### TASK DETAILS
Your copy should match the entries exactly, except that it holds no pictures.

### EXCERPTED RECORDS
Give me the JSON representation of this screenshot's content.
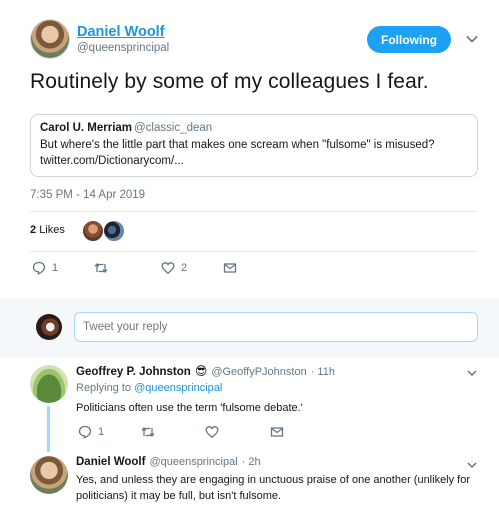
{
  "tweet": {
    "author_name": "Daniel Woolf",
    "author_handle": "@queensprincipal",
    "follow_label": "Following",
    "text": "Routinely by some of my colleagues I fear.",
    "quote": {
      "name": "Carol U. Merriam",
      "handle": "@classic_dean",
      "line1": "But where's the little part that makes one scream when \"fulsome\" is misused?",
      "line2": "twitter.com/Dictionarycom/..."
    },
    "timestamp": "7:35 PM - 14 Apr 2019",
    "likes_number": "2",
    "likes_label": "Likes",
    "actions": {
      "reply_count": "1",
      "retweet_count": "",
      "like_count": "2"
    }
  },
  "reply_box": {
    "placeholder": "Tweet your reply"
  },
  "replies": [
    {
      "name": "Geoffrey P. Johnston",
      "emoji": "😎",
      "handle": "@GeoffyPJohnston",
      "time": "· 11h",
      "replying_prefix": "Replying to",
      "replying_to": "@queensprincipal",
      "text": "Politicians often use the term 'fulsome debate.'",
      "reply_count": "1"
    },
    {
      "name": "Daniel Woolf",
      "handle": "@queensprincipal",
      "time": "· 2h",
      "text_line1": "Yes, and unless they are engaging in unctuous praise of one another (unlikely for",
      "text_line2": "politicians) it may be full, but isn't fulsome."
    }
  ],
  "colors": {
    "accent": "#1da1f2",
    "link": "#1b95e0",
    "muted": "#657786",
    "thread": "#a4d9f9"
  },
  "icons": [
    "caret-down-icon",
    "reply-icon",
    "retweet-icon",
    "heart-icon",
    "message-icon"
  ]
}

### SOLUTION
Give me the JSON representation of this screenshot's content.
{
  "tweet": {
    "author_name": "Daniel Woolf",
    "author_handle": "@queensprincipal",
    "follow_label": "Following",
    "text": "Routinely by some of my colleagues I fear.",
    "quote": {
      "name": "Carol U. Merriam",
      "handle": "@classic_dean",
      "line1": "But where's the little part that makes one scream when \"fulsome\" is misused?",
      "line2": "twitter.com/Dictionarycom/..."
    },
    "timestamp": "7:35 PM - 14 Apr 2019",
    "likes_number": "2",
    "likes_label": "Likes",
    "actions": {
      "reply_count": "1",
      "retweet_count": "",
      "like_count": "2"
    }
  },
  "reply_box": {
    "placeholder": "Tweet your reply"
  },
  "replies": [
    {
      "name": "Geoffrey P. Johnston",
      "emoji": "😎",
      "handle": "@GeoffyPJohnston",
      "time": "· 11h",
      "replying_prefix": "Replying to",
      "replying_to": "@queensprincipal",
      "text": "Politicians often use the term 'fulsome debate.'",
      "reply_count": "1"
    },
    {
      "name": "Daniel Woolf",
      "handle": "@queensprincipal",
      "time": "· 2h",
      "text_line1": "Yes, and unless they are engaging in unctuous praise of one another (unlikely for",
      "text_line2": "politicians) it may be full, but isn't fulsome."
    }
  ],
  "colors": {
    "accent": "#1da1f2",
    "link": "#1b95e0",
    "muted": "#657786",
    "thread": "#a4d9f9"
  },
  "icons": [
    "caret-down-icon",
    "reply-icon",
    "retweet-icon",
    "heart-icon",
    "message-icon"
  ]
}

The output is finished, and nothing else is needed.